- **Aim of the task**
Identify all lines in the data containing the string "text". Copy them out.

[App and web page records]
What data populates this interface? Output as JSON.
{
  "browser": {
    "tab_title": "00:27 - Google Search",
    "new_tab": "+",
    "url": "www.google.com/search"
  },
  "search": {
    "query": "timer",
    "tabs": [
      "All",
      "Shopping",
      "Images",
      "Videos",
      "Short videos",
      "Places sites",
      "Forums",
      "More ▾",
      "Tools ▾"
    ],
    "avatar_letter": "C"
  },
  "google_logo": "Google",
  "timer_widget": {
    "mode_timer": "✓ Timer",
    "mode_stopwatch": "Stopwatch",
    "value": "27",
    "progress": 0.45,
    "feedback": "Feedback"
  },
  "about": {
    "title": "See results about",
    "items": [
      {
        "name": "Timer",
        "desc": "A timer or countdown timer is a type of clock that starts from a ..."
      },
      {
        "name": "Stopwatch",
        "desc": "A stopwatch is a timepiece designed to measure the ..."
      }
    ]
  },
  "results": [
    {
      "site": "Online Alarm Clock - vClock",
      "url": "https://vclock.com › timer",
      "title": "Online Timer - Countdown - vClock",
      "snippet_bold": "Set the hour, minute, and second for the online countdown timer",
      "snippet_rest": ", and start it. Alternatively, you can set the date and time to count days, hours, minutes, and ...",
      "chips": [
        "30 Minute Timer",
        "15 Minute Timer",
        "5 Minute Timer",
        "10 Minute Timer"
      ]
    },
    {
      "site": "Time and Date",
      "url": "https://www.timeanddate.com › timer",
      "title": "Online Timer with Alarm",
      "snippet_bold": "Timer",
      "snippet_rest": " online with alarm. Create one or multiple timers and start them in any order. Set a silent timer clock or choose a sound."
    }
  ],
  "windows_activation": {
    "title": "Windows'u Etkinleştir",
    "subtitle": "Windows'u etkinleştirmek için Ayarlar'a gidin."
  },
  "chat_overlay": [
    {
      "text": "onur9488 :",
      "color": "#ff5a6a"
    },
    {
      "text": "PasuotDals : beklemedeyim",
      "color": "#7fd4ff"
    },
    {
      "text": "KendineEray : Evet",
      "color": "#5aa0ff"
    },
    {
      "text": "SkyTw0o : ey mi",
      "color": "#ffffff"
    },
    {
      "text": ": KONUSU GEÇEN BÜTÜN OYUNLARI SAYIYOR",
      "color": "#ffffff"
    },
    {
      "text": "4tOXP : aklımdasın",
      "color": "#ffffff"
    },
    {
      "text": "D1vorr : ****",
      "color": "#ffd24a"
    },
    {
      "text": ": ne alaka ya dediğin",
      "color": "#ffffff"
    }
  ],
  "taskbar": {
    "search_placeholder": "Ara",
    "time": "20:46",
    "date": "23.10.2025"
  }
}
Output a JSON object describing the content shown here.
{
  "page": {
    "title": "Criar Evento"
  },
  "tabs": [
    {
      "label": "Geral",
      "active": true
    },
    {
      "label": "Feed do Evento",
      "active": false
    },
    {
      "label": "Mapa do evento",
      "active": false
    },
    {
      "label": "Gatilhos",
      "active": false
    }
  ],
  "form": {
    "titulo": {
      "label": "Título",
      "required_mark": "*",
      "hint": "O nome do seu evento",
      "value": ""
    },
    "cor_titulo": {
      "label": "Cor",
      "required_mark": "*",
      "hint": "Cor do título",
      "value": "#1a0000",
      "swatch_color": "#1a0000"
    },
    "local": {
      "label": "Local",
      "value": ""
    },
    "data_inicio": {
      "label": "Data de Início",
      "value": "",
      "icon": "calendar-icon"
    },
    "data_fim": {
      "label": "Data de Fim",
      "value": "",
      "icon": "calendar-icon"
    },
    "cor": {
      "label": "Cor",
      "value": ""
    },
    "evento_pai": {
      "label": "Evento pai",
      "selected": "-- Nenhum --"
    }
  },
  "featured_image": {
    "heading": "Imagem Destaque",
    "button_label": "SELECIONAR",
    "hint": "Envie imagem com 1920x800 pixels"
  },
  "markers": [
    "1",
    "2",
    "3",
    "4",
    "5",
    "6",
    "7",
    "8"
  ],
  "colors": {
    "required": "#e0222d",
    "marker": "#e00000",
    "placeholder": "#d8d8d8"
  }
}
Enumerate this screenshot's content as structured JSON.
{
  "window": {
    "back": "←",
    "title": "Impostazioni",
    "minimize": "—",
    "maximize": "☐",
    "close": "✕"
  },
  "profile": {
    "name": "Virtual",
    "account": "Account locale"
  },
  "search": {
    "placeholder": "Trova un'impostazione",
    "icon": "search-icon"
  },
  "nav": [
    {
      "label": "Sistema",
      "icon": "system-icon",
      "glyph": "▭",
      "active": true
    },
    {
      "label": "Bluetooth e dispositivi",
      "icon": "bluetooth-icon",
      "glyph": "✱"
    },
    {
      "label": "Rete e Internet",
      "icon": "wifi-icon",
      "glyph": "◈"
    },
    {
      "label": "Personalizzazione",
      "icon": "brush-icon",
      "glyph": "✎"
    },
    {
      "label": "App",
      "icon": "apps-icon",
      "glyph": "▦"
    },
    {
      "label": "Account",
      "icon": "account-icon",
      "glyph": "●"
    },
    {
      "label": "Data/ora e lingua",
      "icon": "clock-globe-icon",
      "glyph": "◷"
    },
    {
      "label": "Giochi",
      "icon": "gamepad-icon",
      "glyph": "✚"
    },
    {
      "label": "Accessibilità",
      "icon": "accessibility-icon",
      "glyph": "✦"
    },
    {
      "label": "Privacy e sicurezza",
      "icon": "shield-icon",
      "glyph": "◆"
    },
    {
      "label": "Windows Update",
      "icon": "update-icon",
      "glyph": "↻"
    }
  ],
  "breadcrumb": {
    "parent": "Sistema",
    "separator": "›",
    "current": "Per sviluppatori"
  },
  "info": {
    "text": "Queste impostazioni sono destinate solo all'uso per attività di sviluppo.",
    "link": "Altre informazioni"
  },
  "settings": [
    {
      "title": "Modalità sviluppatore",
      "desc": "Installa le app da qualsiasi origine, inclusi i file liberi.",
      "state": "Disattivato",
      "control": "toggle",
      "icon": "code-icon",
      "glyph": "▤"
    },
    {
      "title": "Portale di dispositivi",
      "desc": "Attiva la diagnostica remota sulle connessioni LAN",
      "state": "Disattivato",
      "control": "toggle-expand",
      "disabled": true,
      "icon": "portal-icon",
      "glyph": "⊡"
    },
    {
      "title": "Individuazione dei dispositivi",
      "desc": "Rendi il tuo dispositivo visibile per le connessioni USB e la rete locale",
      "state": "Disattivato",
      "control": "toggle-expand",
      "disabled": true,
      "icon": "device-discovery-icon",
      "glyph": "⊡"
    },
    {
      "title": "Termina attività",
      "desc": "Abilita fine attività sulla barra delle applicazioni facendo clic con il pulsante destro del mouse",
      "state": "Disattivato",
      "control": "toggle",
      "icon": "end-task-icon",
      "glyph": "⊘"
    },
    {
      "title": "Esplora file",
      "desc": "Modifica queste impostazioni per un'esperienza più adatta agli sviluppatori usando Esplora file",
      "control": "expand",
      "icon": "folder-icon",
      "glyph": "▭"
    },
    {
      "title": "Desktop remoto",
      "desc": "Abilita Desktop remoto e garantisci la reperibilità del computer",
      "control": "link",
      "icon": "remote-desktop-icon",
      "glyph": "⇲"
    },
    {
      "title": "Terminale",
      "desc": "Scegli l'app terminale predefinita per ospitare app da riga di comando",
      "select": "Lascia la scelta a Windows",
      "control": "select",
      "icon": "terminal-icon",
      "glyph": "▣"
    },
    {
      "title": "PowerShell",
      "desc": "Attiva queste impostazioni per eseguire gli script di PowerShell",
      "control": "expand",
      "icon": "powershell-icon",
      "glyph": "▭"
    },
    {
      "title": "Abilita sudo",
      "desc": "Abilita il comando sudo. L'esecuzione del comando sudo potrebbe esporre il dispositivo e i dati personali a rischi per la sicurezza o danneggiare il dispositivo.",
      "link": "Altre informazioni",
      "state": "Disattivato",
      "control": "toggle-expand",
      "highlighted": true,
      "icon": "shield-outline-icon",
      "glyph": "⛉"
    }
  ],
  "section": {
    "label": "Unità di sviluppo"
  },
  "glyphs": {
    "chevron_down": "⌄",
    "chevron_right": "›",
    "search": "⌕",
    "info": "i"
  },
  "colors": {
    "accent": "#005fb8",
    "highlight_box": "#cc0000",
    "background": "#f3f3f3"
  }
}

- **Result for this task**
      "text": "onur9488 :",
      "text": "PasuotDals : beklemedeyim",
      "text": "KendineEray : Evet",
      "text": "SkyTw0o : ey mi",
      "text": ": KONUSU GEÇEN BÜTÜN OYUNLARI SAYIYOR",
      "text": "4tOXP : aklımdasın",
      "text": "D1vorr : ****",
      "text": ": ne alaka ya dediğin",
    "text": "Queste impostazioni sono destinate solo all'uso per attività di sviluppo.",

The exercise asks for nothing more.